Architect: David Waggonner
Team Members: ARCADIS, CDM Smith, Eustis Engineering, GCR, Nelson Engineers, Royal Haskoning, Dewberry, Sherwood Design Engineers, Dana Brown & Associates, FutureProof, H+N+S Landscape Architects, Robert de Koning Lanscape Architect, Deltares, Bosch Slabbers Landscape Architects, City of Amsterdam, City of Rotterdam, Tulane University, Technical Delft University, LSU Coastal Sustainability Studio, Manning Architects, Palmbout Urban Landscapes, Bright Moments
Country: United States
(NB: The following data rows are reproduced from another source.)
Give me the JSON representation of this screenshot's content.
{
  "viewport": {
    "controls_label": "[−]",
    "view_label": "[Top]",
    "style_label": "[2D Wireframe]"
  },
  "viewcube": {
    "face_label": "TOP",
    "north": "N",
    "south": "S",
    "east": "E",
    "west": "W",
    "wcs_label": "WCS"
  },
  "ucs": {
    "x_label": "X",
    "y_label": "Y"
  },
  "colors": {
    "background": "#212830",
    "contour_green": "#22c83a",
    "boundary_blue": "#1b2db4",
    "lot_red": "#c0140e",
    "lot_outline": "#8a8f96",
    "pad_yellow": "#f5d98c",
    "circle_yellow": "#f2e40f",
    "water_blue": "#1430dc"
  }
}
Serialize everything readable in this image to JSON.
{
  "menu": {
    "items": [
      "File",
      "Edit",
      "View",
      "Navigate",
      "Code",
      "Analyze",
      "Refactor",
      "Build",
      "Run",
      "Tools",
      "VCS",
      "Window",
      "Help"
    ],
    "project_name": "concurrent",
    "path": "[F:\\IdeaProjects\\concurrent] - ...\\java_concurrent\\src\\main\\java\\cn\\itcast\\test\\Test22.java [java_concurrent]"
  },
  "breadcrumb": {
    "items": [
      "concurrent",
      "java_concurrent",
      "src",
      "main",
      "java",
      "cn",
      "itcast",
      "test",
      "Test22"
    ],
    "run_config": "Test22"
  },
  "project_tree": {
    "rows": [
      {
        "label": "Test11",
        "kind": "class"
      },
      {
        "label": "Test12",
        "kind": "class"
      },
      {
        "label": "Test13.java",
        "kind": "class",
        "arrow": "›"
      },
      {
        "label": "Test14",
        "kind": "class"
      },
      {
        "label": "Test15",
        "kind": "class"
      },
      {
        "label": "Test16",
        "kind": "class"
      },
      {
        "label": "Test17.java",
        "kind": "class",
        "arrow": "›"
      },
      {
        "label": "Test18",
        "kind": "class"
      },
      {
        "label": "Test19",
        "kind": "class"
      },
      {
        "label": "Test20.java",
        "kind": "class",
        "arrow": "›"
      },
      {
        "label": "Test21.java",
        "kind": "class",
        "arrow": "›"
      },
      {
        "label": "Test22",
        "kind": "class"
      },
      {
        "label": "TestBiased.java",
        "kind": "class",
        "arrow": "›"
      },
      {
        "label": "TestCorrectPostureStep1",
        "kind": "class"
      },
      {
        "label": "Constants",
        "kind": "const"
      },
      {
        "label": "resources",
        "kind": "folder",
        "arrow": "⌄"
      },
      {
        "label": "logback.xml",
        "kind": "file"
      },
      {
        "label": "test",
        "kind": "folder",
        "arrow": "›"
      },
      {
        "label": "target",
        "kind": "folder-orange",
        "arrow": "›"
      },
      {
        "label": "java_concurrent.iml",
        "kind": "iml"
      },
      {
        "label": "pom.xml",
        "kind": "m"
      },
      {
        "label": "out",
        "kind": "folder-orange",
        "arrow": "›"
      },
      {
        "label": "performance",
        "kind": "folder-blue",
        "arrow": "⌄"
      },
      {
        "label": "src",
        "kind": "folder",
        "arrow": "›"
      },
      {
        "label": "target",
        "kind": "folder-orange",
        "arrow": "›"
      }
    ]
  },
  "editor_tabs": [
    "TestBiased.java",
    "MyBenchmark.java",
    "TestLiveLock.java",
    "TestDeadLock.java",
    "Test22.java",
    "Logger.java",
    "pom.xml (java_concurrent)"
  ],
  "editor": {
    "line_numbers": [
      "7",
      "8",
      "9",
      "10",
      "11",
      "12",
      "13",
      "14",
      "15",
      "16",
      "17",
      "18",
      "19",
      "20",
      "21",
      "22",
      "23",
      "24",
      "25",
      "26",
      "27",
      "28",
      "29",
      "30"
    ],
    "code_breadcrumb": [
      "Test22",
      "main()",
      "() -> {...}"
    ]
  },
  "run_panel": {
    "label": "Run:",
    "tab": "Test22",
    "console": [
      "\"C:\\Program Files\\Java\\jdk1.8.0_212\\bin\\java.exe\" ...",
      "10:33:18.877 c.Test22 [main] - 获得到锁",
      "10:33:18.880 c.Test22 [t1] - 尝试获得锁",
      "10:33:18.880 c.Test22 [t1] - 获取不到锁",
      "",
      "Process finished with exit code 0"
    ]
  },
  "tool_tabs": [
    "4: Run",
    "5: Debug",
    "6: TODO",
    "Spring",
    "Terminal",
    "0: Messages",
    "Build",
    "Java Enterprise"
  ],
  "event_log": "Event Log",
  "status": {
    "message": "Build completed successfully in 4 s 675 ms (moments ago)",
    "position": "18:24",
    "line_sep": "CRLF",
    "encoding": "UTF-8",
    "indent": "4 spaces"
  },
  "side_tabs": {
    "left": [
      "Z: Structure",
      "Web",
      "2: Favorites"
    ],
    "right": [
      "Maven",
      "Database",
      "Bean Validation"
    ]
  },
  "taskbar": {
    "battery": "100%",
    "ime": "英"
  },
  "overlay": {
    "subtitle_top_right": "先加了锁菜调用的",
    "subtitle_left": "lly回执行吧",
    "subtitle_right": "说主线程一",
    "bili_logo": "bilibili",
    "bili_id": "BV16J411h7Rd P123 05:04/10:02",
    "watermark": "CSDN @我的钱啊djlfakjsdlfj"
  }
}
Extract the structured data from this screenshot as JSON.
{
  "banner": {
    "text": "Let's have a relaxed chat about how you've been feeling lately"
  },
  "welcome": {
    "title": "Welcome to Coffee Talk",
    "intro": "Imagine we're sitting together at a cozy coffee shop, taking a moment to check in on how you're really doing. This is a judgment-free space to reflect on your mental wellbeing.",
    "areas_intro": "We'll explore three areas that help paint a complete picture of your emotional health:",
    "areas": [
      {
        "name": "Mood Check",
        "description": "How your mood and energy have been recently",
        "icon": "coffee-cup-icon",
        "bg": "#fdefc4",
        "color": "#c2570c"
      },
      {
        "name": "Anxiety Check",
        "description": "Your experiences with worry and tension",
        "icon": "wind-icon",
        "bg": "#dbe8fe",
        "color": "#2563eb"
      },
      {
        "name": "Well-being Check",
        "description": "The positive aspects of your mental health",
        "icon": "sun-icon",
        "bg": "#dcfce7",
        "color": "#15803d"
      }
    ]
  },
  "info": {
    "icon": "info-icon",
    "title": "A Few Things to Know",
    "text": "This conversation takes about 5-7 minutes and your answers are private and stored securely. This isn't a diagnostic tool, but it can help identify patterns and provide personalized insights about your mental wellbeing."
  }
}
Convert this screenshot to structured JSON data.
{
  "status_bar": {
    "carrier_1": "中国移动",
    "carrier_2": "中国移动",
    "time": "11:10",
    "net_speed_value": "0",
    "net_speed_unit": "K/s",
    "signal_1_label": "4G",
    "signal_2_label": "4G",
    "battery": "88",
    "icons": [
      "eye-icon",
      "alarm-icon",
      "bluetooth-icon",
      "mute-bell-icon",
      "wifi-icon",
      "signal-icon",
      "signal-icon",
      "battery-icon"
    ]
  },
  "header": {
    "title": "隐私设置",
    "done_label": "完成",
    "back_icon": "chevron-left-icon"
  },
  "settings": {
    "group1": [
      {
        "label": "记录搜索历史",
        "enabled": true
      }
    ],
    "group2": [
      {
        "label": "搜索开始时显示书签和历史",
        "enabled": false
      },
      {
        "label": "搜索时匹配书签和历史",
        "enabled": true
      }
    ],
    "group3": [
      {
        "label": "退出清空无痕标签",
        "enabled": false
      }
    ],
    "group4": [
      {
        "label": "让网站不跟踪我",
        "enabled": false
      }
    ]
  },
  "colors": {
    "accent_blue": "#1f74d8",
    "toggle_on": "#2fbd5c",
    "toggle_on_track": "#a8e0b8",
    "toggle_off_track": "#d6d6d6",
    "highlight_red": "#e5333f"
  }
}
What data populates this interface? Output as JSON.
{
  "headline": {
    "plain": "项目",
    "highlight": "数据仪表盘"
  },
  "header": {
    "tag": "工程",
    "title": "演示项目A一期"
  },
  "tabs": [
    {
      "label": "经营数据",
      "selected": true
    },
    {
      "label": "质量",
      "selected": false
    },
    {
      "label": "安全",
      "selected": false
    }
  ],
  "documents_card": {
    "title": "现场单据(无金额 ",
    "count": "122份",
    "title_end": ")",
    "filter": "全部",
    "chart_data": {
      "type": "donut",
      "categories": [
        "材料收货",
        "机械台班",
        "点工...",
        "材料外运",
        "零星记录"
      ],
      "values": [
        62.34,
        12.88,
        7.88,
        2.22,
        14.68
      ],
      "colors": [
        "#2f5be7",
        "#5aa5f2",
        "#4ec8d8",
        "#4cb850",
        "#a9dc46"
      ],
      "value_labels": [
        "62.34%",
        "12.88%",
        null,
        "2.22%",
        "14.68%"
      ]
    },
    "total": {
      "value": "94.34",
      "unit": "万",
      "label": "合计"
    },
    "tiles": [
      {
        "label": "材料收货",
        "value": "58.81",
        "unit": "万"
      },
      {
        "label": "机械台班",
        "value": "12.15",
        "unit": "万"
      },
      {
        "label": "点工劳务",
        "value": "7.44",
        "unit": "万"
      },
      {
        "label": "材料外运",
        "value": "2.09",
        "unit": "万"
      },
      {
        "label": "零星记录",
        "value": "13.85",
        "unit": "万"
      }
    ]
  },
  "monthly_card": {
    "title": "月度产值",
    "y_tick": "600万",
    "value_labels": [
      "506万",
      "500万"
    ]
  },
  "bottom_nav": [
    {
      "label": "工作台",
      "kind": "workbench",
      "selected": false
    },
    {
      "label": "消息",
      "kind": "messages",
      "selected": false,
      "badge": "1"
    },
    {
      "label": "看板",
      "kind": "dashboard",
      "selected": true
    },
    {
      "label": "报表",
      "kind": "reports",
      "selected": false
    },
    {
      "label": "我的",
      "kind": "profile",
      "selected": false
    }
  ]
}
Design Achievement: To live with water in Greater New Orleans demands a reconceptualization of the function of existing canals, roads, neutral grounds, vacant lots, and parks. In this sense, the project is a renovation of the existing urban fabric, utilizing an intense understanding of history to adapt our city for the future. The plan is unprecedented in its scope for a US urban area and it is our hope that innovations forged here in engineering, planning, and design will be a prototype for other coastal regions where robust water infrastructure is critical to economic prosperity, ecological health, and survival.
Project Size: The UWP covers a three-basin project area of approximately 225 square miles including 70 square miles of protected wetlands. The plan proposes two levels of implementation: the basic level comprises urban design interventions that can be completed most easily within the current economic and political framework at a cost of $2.9 Billion. Full implementation of the UWP is estimated at $6.2 Billion over the next 50 years, with an estimated economic benefit of $22.3 Billion.
Implementation: The first phase, from 2013-2020 begins with retrofits of projects already underway and community outreach. The second phase, from 2020-2030, establishes improved water flows and both public and private pilot projects. The third and final phase, from 2030-2065, concludes with formalized policy for water management, continued implementation, and broad water literacy throughout the community.
Process and Team: The UWP team of local and international water management and climate adaptation experts was first cultivated during the Dutch Dialogues workshops and continued methodologies perfected during that project. The UWP process included design and planning workshops, technical workshops on topics such as financing, geomorphology and subsidence, extensive outreach, and meetings with systems managers and an advisory council. Today, community engagement continues through an evolving website, planning documents, iPad app, and multiple forms of face-to-face engagement such as an organization which works with teachers to integrate urban water issues into school curricula.
More information on the scope of the Greater New Orleans Urban Water Plan is available at www.gnouwp.com. The name of our firm has been removed on this website for RTF review.